October 10, 2012, 10:43 AM — Redmond, we have a problem.
With PC sales stalling and tablet sales booming, Microsoft decided to shed the shackles of its desktop-focused past in favor of a touch-friendly, mobile-first future. It's goodbye Start button, hello Start screen. Icons are out, tiles are in.
The new look-and-feel in Windows 8 (Microsoft wonkily calls it the "Modern U.I. Style") also beckons a whole new software ecosystemapps created specifically for the new tile-based interface. And therein lies the rub. The apps just aren't there yet, either in quantity or quality.
A Microsoft vice-president just publicly stated that his company will aggressively pursue 100,000-plus apps over the first three months," but nothing about the current Windows Store app inventory (it's hovering just below 4,000 for all storefronts worldwide) suggests such lofty goals will be realized.

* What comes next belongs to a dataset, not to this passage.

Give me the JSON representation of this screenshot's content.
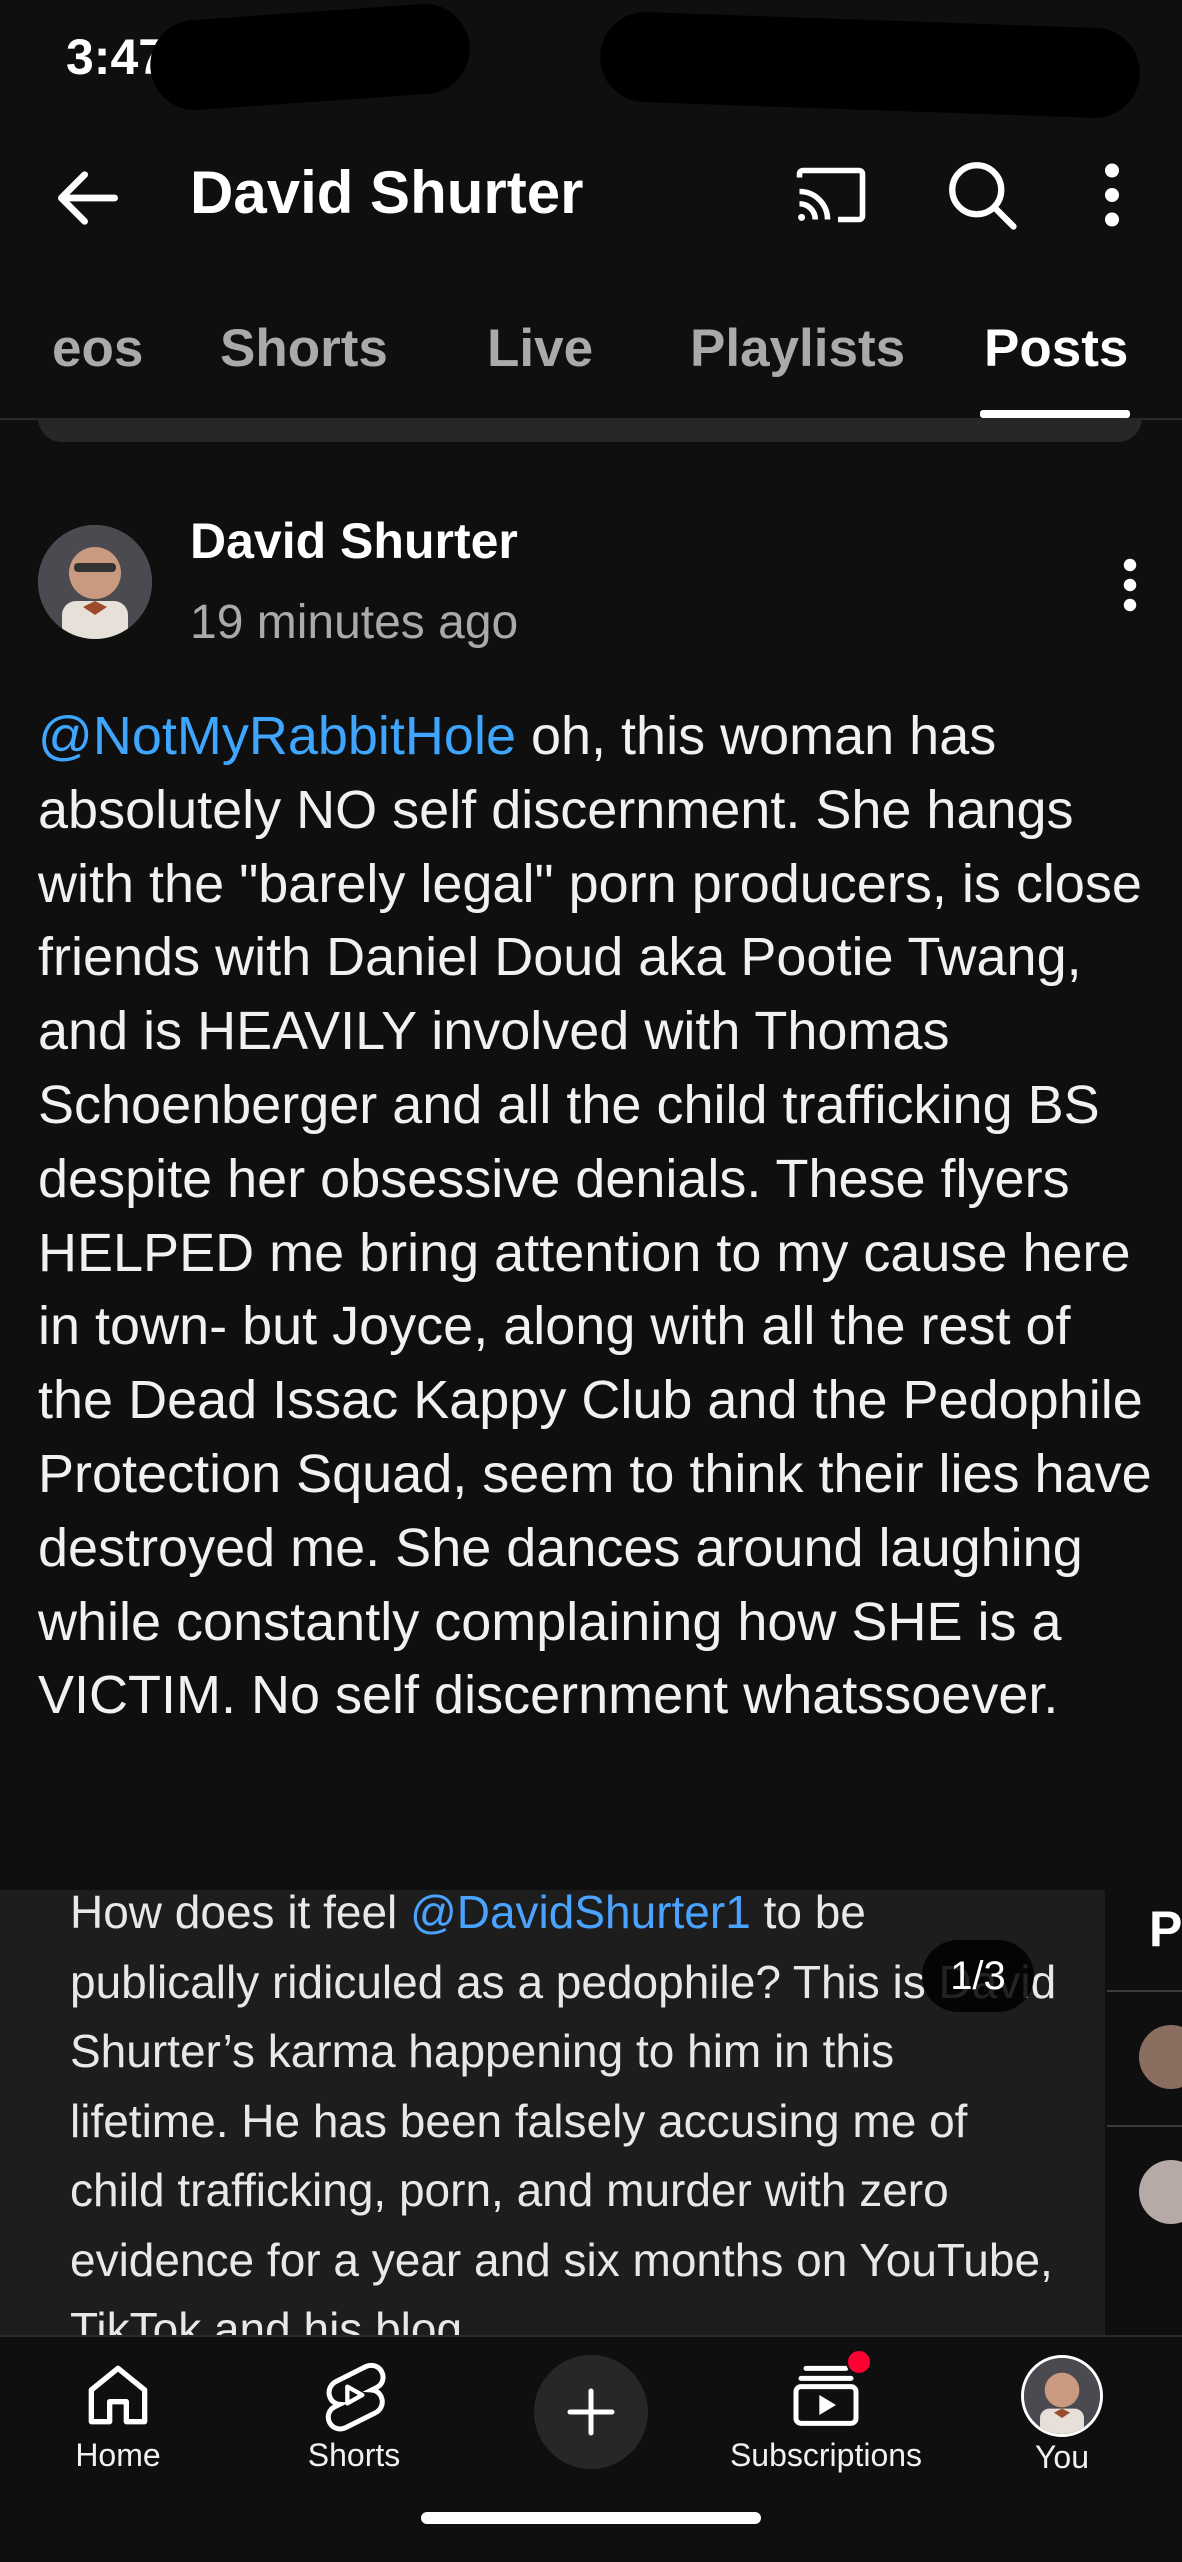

Our previous examination of the state of the Windows Store detailed some of the reasons why developers might not be flocking to Microsoft's baby. One widespread sentiment posits that developing apps for an unproven Windows 8 ecosystem doesn't make as much fiscal sense as putting the finishing touches on apps for the already established (and thriving) Android and Apple marketplaces. Meanwhile, some developers echo Valve honcho Gabe Newell, finding only craven motivations in Microsoft's move to the "walled garden" model.
Still, we pondered, could part of the scarcity of apps be placed at the feet of plain old technical difficulties rather than high-minded moral ideals? Just how easy is it to create a Windows 8 app?
The question holds implications for more than just Windows 8 launch day. If Windows 8 takes off in a stratospheric wayand it very well could, considering the OS will be installed on the vast majority of PCs sold after October 26than easy development process would smooth the transition for currently hesitant developers who decide to hop on the gravy train at a later date. On the flipside, however, a coding nightmare could help to cement the dominant positions of the entrenched iOS and Android platforms.
So what's it really like developing a Windows 8 app? We spoke to a handful of top developers who are already working with the platform to get a clear view of the situation.
Using the Windows 8 Software Development Kit